Former US vice president Joe Biden has formally joined the crowded Democratic presidential contest, declaring the soul of the nation at stake if President Donald Trump wins re-election.
In a video posted on Twitter, Mr Biden focused on the 2017 deadly clash between white supremacists and counter protesters in Charlottesville, Virginia.
Mr Biden noted Mr Trump’s comments that there were some “very fine people” on both sides of the violent encounter, which left one woman dead.
“We are in the battle for the soul of this nation,” Mr Biden said.
“If we give Donald Trump eight years in the White House, he will forever and fundamentally alter the character of this nation — who we are.
“And I cannot stand by and watch that happen.”
The 76-year-old Mr Biden becomes an instant front-runner alongside Vermont senator Bernie Sanders, who is leading many polls and has proved to be a successful fundraiser.
Among Democrats, Mr Biden has unmatched international and legislative experience, and he is among the best-known faces in US politics.
He quickly racked up endorsements on Thursday morning, becoming the first Democrat running for president with the backing of more than one US senator.
Still, Mr Biden must compete in a field that now spans at least 20 Democrats and has been celebrated for its racial and gender diversity.
As an older white man with occasionally centrist views, Mr Biden has to prove he’s not out of step with his party.
He is betting that his working-class appeal and ties to Barack Obama’s presidency will help him overcome those questions.
Mr Biden has said he would campaign as an “Obama-Biden Democrat”, who is as pragmatic as he is progressive.
Just minutes after the announcement, the Republicans lashed out against Mr Biden’s record in the Obama administration, a line of attack in sharp contrast with recent criticism against other 2020 Democrats that has largely focused on them being too liberal, or even socialists.
“Biden’s fingerprints are all over foreign policy blunders and the weakest economic recovery since World War II,” Republican National Committee spokesman Michael Ahrens said.
“We don’t need eight more years of Biden.
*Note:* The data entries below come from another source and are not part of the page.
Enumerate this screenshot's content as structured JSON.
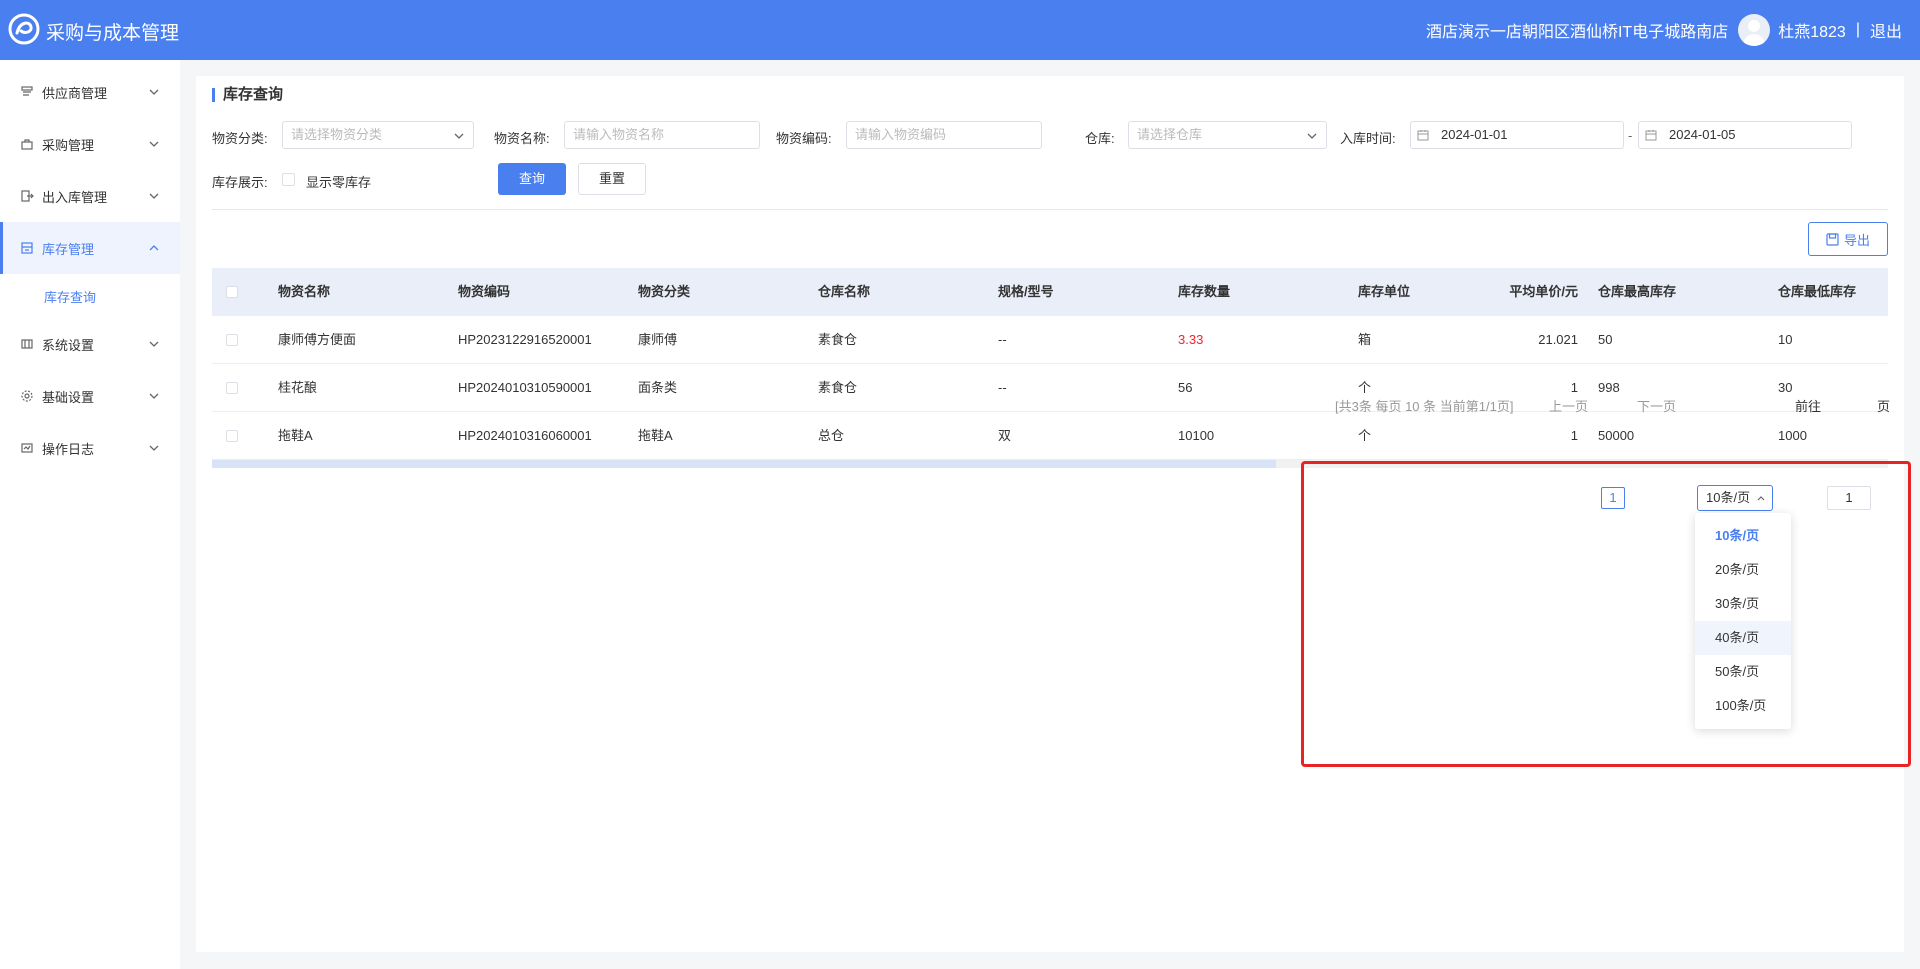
{
  "header": {
    "app_title": "采购与成本管理",
    "store": "酒店演示一店朝阳区酒仙桥IT电子城路南店",
    "user": "杜燕1823",
    "separator": "|",
    "logout": "退出",
    "accent_color": "#4a7ff0"
  },
  "sidebar": {
    "items": [
      {
        "label": "供应商管理",
        "icon": "supplier-icon"
      },
      {
        "label": "采购管理",
        "icon": "purchase-icon"
      },
      {
        "label": "出入库管理",
        "icon": "inout-icon"
      },
      {
        "label": "库存管理",
        "icon": "inventory-icon"
      },
      {
        "label": "系统设置",
        "icon": "settings-icon"
      },
      {
        "label": "基础设置",
        "icon": "gear-icon"
      },
      {
        "label": "操作日志",
        "icon": "log-icon"
      }
    ],
    "sub_item": "库存查询"
  },
  "page": {
    "title": "库存查询"
  },
  "filters": {
    "category_label": "物资分类:",
    "category_placeholder": "请选择物资分类",
    "name_label": "物资名称:",
    "name_placeholder": "请输入物资名称",
    "code_label": "物资编码:",
    "code_placeholder": "请输入物资编码",
    "warehouse_label": "仓库:",
    "warehouse_placeholder": "请选择仓库",
    "date_label": "入库时间:",
    "date_start": "2024-01-01",
    "date_sep": "-",
    "date_end": "2024-01-05",
    "display_label": "库存展示:",
    "zero_stock_label": "显示零库存",
    "query_button": "查询",
    "reset_button": "重置"
  },
  "toolbar": {
    "export_label": "导出"
  },
  "table": {
    "headers": [
      "物资名称",
      "物资编码",
      "物资分类",
      "仓库名称",
      "规格/型号",
      "库存数量",
      "库存单位",
      "平均单价/元",
      "仓库最高库存",
      "仓库最低库存"
    ],
    "rows": [
      {
        "name": "康师傅方便面",
        "code": "HP2023122916520001",
        "category": "康师傅",
        "warehouse": "素食仓",
        "spec": "--",
        "qty": "3.33",
        "unit": "箱",
        "price": "21.021",
        "max": "50",
        "min": "10"
      },
      {
        "name": "桂花酿",
        "code": "HP2024010310590001",
        "category": "面条类",
        "warehouse": "素食仓",
        "spec": "--",
        "qty": "56",
        "unit": "个",
        "price": "1",
        "max": "998",
        "min": "30"
      },
      {
        "name": "拖鞋A",
        "code": "HP2024010316060001",
        "category": "拖鞋A",
        "warehouse": "总仓",
        "spec": "双",
        "qty": "10100",
        "unit": "个",
        "price": "1",
        "max": "50000",
        "min": "1000"
      }
    ],
    "low_stock_color": "#f5222d"
  },
  "pagination": {
    "summary": "[共3条 每页 10 条 当前第1/1页]",
    "prev": "上一页",
    "current": "1",
    "next": "下一页",
    "page_size": "10条/页",
    "goto_label": "前往",
    "goto_value": "1",
    "page_suffix": "页",
    "options": [
      "10条/页",
      "20条/页",
      "30条/页",
      "40条/页",
      "50条/页",
      "100条/页"
    ]
  },
  "annotation": {
    "highlight_color": "#e82323"
  }
}
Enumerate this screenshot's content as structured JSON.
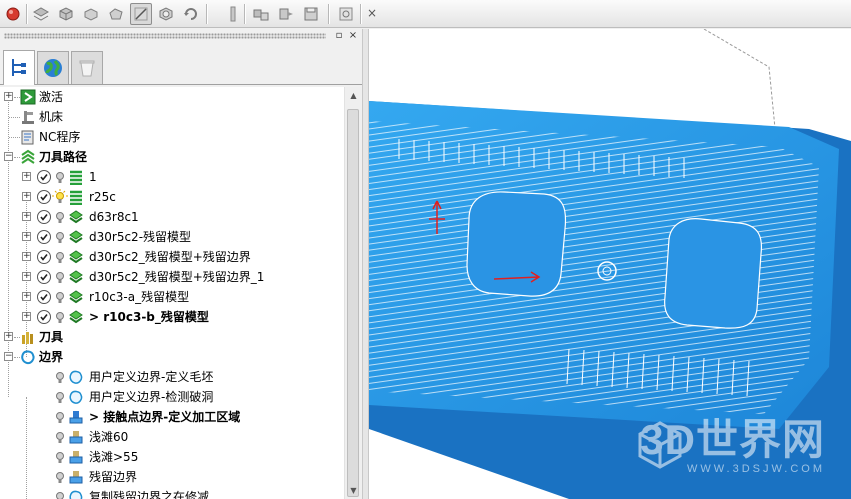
{
  "toolbar": {
    "buttons": [
      "record-icon",
      "layer-icon",
      "model-icon",
      "block-icon",
      "boundary-icon",
      "select-icon",
      "cube-icon",
      "rotate-icon",
      "separator-icon",
      "pattern-icon",
      "stock-icon",
      "save-icon",
      "info-icon"
    ],
    "close_label": "×"
  },
  "panel": {
    "float_label": "▫",
    "close_label": "×",
    "tabs": [
      "explorer-tree-tab",
      "globe-tab",
      "recycle-bin-tab"
    ]
  },
  "tree": {
    "items": [
      {
        "label": "激活",
        "bold": false
      },
      {
        "label": "机床",
        "bold": false
      },
      {
        "label": "NC程序",
        "bold": false
      },
      {
        "label": "刀具路径",
        "bold": true
      },
      {
        "label": "1",
        "bold": false
      },
      {
        "label": "r25c",
        "bold": false
      },
      {
        "label": "d63r8c1",
        "bold": false
      },
      {
        "label": "d30r5c2-残留模型",
        "bold": false
      },
      {
        "label": "d30r5c2_残留模型+残留边界",
        "bold": false
      },
      {
        "label": "d30r5c2_残留模型+残留边界_1",
        "bold": false
      },
      {
        "label": "r10c3-a_残留模型",
        "bold": false
      },
      {
        "label": "> r10c3-b_残留模型",
        "bold": true
      },
      {
        "label": "刀具",
        "bold": true
      },
      {
        "label": "边界",
        "bold": true
      },
      {
        "label": "用户定义边界-定义毛坯",
        "bold": false
      },
      {
        "label": "用户定义边界-检测破洞",
        "bold": false
      },
      {
        "label": "> 接触点边界-定义加工区域",
        "bold": true
      },
      {
        "label": "浅滩60",
        "bold": false
      },
      {
        "label": "浅滩>55",
        "bold": false
      },
      {
        "label": "残留边界",
        "bold": false
      },
      {
        "label": "复制残留边界之在修减",
        "bold": false
      }
    ]
  },
  "scrollbar": {
    "up": "▲",
    "down": "▼"
  },
  "watermark": {
    "brand": "3D世界网",
    "url": "WWW.3DSJW.COM"
  },
  "colors": {
    "model_blue": "#2196e8",
    "model_dark": "#1a6fb8",
    "toolpath_white": "#ffffff",
    "axis_red": "#e02020"
  }
}
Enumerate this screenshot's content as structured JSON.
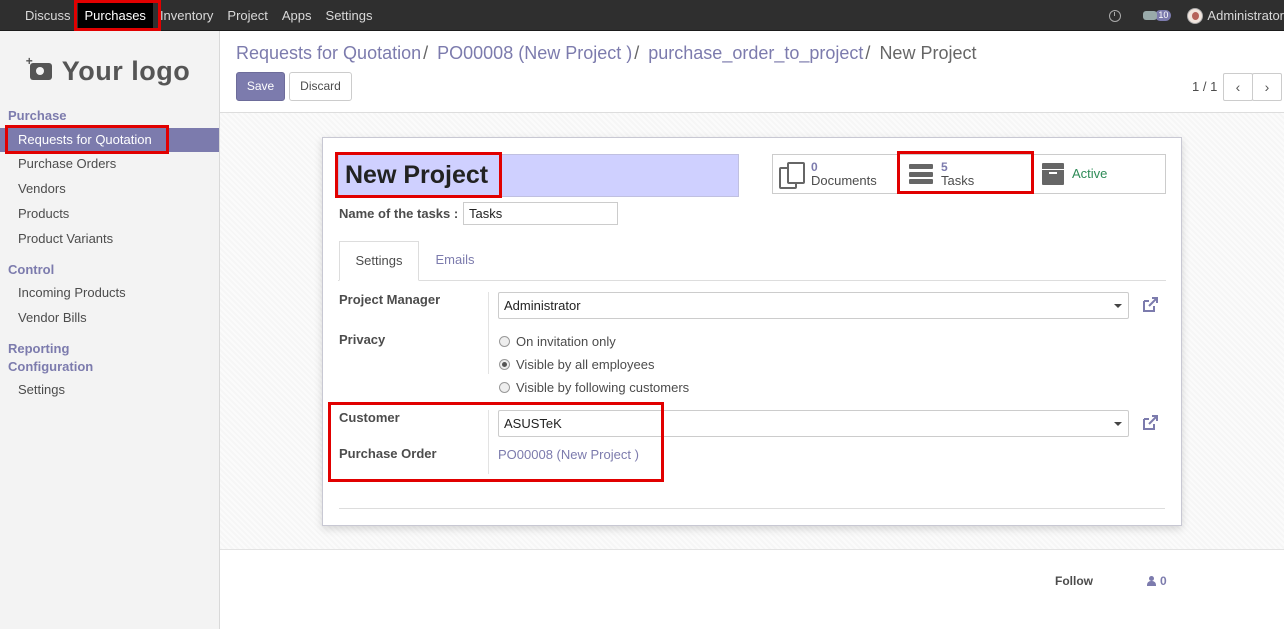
{
  "topnav": {
    "menu": [
      "Discuss",
      "Purchases",
      "Inventory",
      "Project",
      "Apps",
      "Settings"
    ],
    "active": "Purchases",
    "messages_badge": "10",
    "user": "Administrator"
  },
  "sidebar": {
    "logo_text": "Your logo",
    "sections": [
      {
        "title": "Purchase",
        "items": [
          "Requests for Quotation",
          "Purchase Orders",
          "Vendors",
          "Products",
          "Product Variants"
        ]
      },
      {
        "title": "Control",
        "items": [
          "Incoming Products",
          "Vendor Bills"
        ]
      },
      {
        "title": "Reporting",
        "items": []
      },
      {
        "title": "Configuration",
        "items": [
          "Settings"
        ]
      }
    ],
    "active_item": "Requests for Quotation"
  },
  "breadcrumb": {
    "items": [
      "Requests for Quotation",
      "PO00008 (New Project )",
      "purchase_order_to_project"
    ],
    "current": "New Project"
  },
  "buttons": {
    "save": "Save",
    "discard": "Discard"
  },
  "pager": {
    "value": "1 / 1",
    "prev": "‹",
    "next": "›"
  },
  "form": {
    "project_name": "New Project",
    "name_of_tasks_label": "Name of the tasks :",
    "name_of_tasks_value": "Tasks",
    "smart_buttons": {
      "documents": {
        "count": "0",
        "label": "Documents"
      },
      "tasks": {
        "count": "5",
        "label": "Tasks"
      },
      "active": {
        "label": "Active"
      }
    },
    "tabs": [
      "Settings",
      "Emails"
    ],
    "project_manager_label": "Project Manager",
    "project_manager_value": "Administrator",
    "privacy_label": "Privacy",
    "privacy_options": [
      "On invitation only",
      "Visible by all employees",
      "Visible by following customers"
    ],
    "privacy_selected": "Visible by all employees",
    "customer_label": "Customer",
    "customer_value": "ASUSTeK",
    "purchase_order_label": "Purchase Order",
    "purchase_order_value": "PO00008 (New Project )"
  },
  "chatter": {
    "follow": "Follow",
    "followers": "0"
  },
  "colors": {
    "brand": "#7c7bad",
    "highlight": "#e10000",
    "title_bg": "#cfd0ff",
    "navbar": "#2f2f2f"
  }
}
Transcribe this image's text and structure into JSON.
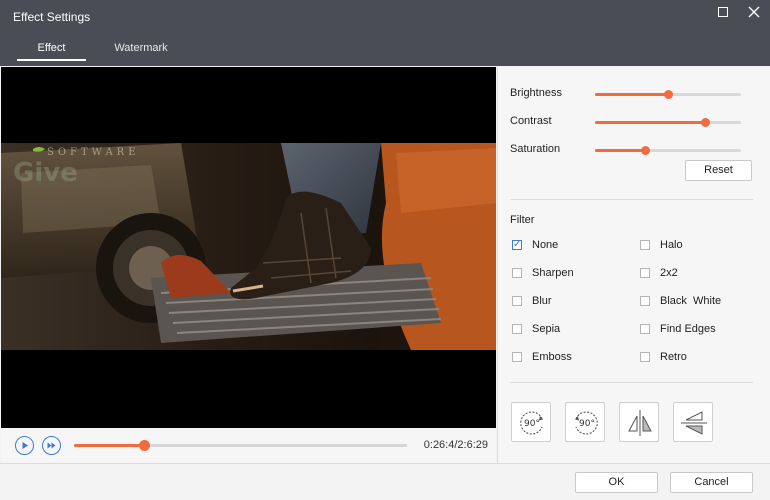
{
  "window": {
    "title": "Effect Settings",
    "maximize_icon": "maximize-icon",
    "close_icon": "close-icon"
  },
  "tabs": [
    {
      "label": "Effect",
      "active": true
    },
    {
      "label": "Watermark",
      "active": false
    }
  ],
  "watermark_overlay": {
    "text": "SOFTWARE",
    "accent": "#7bbf3a"
  },
  "player": {
    "play_icon": "play-icon",
    "step_icon": "step-forward-icon",
    "progress": 0.21,
    "time": "0:26:4/2:6:29"
  },
  "adjustments": {
    "brightness": {
      "label": "Brightness",
      "value": 0.5
    },
    "contrast": {
      "label": "Contrast",
      "value": 0.75
    },
    "saturation": {
      "label": "Saturation",
      "value": 0.34
    },
    "reset_label": "Reset"
  },
  "filter": {
    "heading": "Filter",
    "items": [
      {
        "label": "None",
        "checked": true
      },
      {
        "label": "Halo",
        "checked": false
      },
      {
        "label": "Sharpen",
        "checked": false
      },
      {
        "label": "2x2",
        "checked": false
      },
      {
        "label": "Blur",
        "checked": false
      },
      {
        "label": "Black  White",
        "checked": false
      },
      {
        "label": "Sepia",
        "checked": false
      },
      {
        "label": "Find Edges",
        "checked": false
      },
      {
        "label": "Emboss",
        "checked": false
      },
      {
        "label": "Retro",
        "checked": false
      }
    ]
  },
  "rotate": {
    "cw_label": "90°",
    "ccw_label": "90°",
    "icons": [
      "rotate-clockwise-icon",
      "rotate-counterclockwise-icon",
      "flip-horizontal-icon",
      "flip-vertical-icon"
    ]
  },
  "footer": {
    "ok_label": "OK",
    "cancel_label": "Cancel"
  },
  "colors": {
    "accent": "#f06b40",
    "link": "#3b7bd8",
    "titlebar": "#4a4d55"
  }
}
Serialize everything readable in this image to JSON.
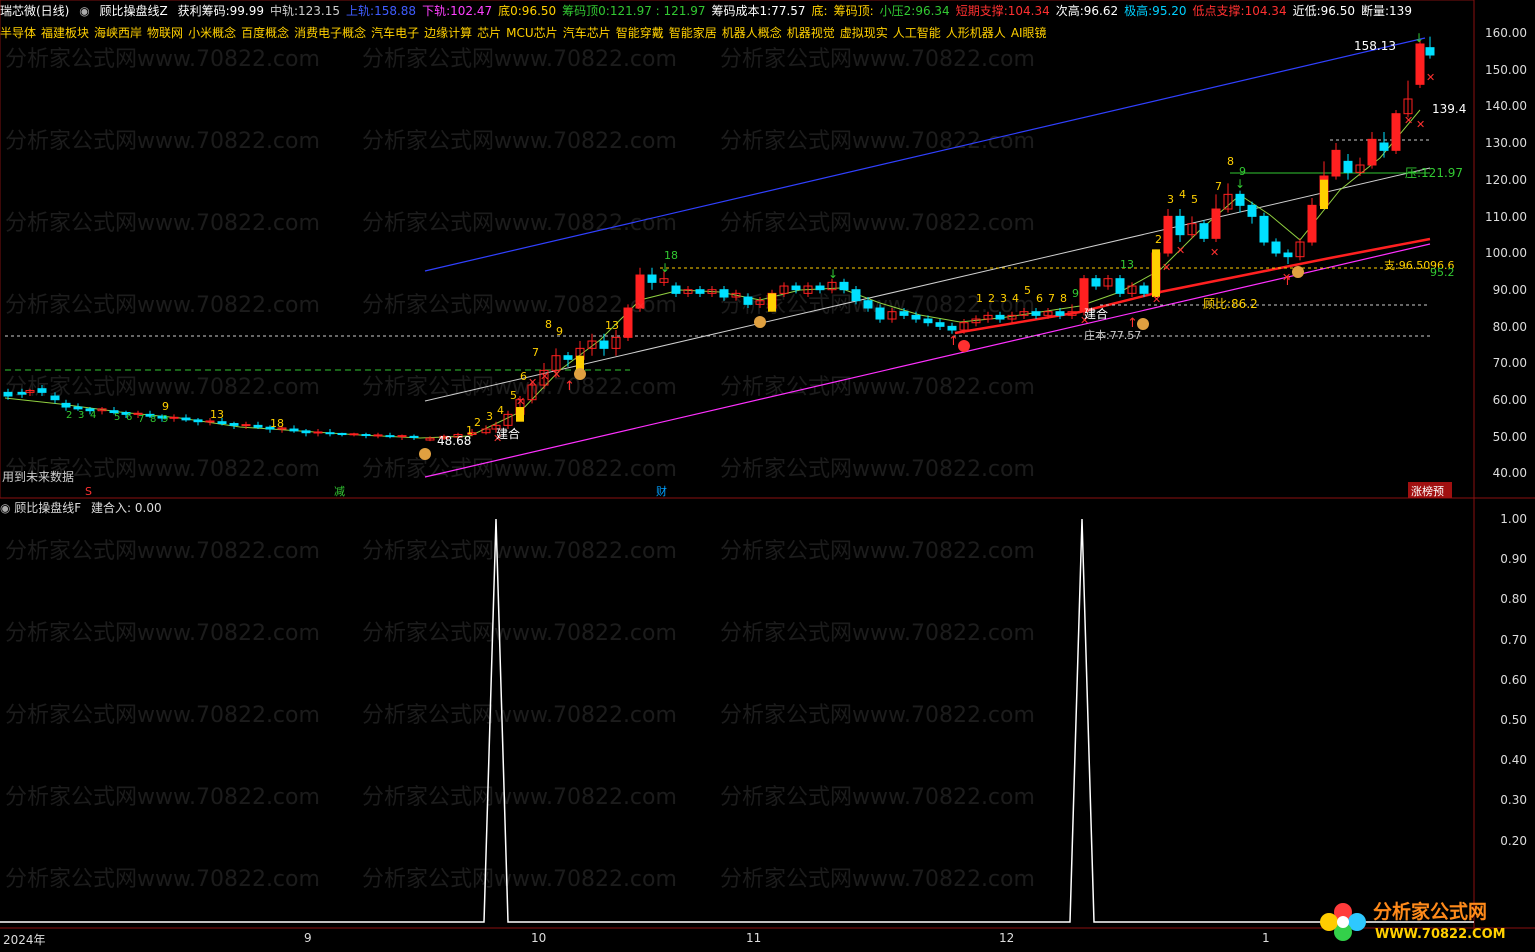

Just ask President Obama, who isn’t even endorsing his right-hand man.”
Mr Trump also weighed in with a trademark tweet, saying: “Welcome to the race Sleepy Joe. I only hope you have the intelligence, long in doubt, to wage a successful primary campaign. It will be nasty – you will be dealing with people who truly have some very sick & demented ideas. But if you make it, I will see you at the Starting Gate!”
While it is true that Mr Obama has not explicitly endorsed Mr Biden’s bid, the former president took the unusual step of weighing in on Thursday’s announcement through a spokeswoman.
“President Obama has long said that selecting Joe Biden as his running mate in 2008 was one of the best decisions he ever made,” Obama spokeswoman Katie Hill said.
“He relied on the vice president’s knowledge, insight, and judgment throughout both campaigns and the entire presidency.
“The two forged a special bond over the last 10 years and remain close today.”
Privately, Trump allies have warned that Biden might be the biggest re-election threat given the former vice president’s potential appeal among the white working class in the Midwest, the region that gave Mr Trump a path to the presidency.
Some Democrats also questioned Mr Biden’s bid for the presidency, with the Justice Democrats group suggesting a new generation was needed to take back the keys to the Oval Office although they said whoever was nominated would win their support.
The group tweeted: “While we’re going to support the Democratic nominee, we can’t let a so-called ‘centrist’ like Joe Biden divide the Democratic Party and turn it into the party of ‘No, we can’t.’”
Mr Biden is paying special attention to Pennsylvania, a state that swung to Mr Trump in 2016 after voting for Democratic presidential candidates for decades.
The former vice president will be in the state three times within the opening weeks of his campaign.
He will be in Philadelphia on Thursday evening headlining a fundraiser at the home of David L. Cohen, executive senior vice president of Comcast.
Mr Biden is aiming to raise 500,000 dollars at the event.
He will hold an event in Pittsburgh on Monday and will return to Philadelphia in the next two weeks for a major rally.
He is scheduled to make his first media appearance as a 2020 presidential contender Friday morning on ABC’s The View, a move that may help him make an appeal to women whose support will be crucial to winning the primary.
As he neared his campaign launch, Mr Biden’s challenges have come into greater focus.
He struggled last month to respond to claims that he touched 2014 Nevada lieutenant governor nominee Lucy Flores’ shoulders and kissed the back of her head before a fall campaign event.
A handful of other women have made similar claims, though none has alleged sexual misconduct.
Mr Biden, a former US senator from Delaware, pledged in an online video to be “much more mindful” of respecting personal space but joked two days later that he “had permission” to hug a male union leader before addressing the group’s national conference.
Mr Biden also has been repeatedly forced to explain his 1991 decision, as Senate Judiciary Committee chairman, to allow Anita Hill to face difficult questions from an all-male panel about allegations of sexual harassment against Supreme Court nominee Clarence Thomas, who later was confirmed to the high court.
He has since apologised for his role in the hearing.
But in the #MeToo era, particularly after the contentious confirmation of Supreme Court Justice Brett Kavanaugh, the episode remains a significant political liability.
Likewise, Mr Biden once played a key role in anti-crime legislation that had a disproportionately negative impact on African Americans.
And while several 2020 Democratic contenders have embraced the possibility of reparations to African Americans for slavery in recent weeks, Mr Biden last month struggled to explain comments he made as a freshman senator in 1975 about the school bus debate.
His first White House bid in 1988 ended after a plagiarism scandal in which he lifted an earlier speech by then Labour leader Neil Kinnock without acknowledgement.
Whole sentences from Mr Kinnock’s speech, as well as glaring similarities in syntax and ideas, seeped into Mr Biden’s stump speech and his campaign ground to a halt.
It also emerged that he had used an unattributed quote from Robert Kennedy, president John F Kennedy’s brother, and there was another accusation of plagiarism while he was in law school.
He dropped out of the 2008 race after earning less than 1% of the vote in the Iowa caucuses.
Later that year, Mr Obama named Mr Biden as his running mate.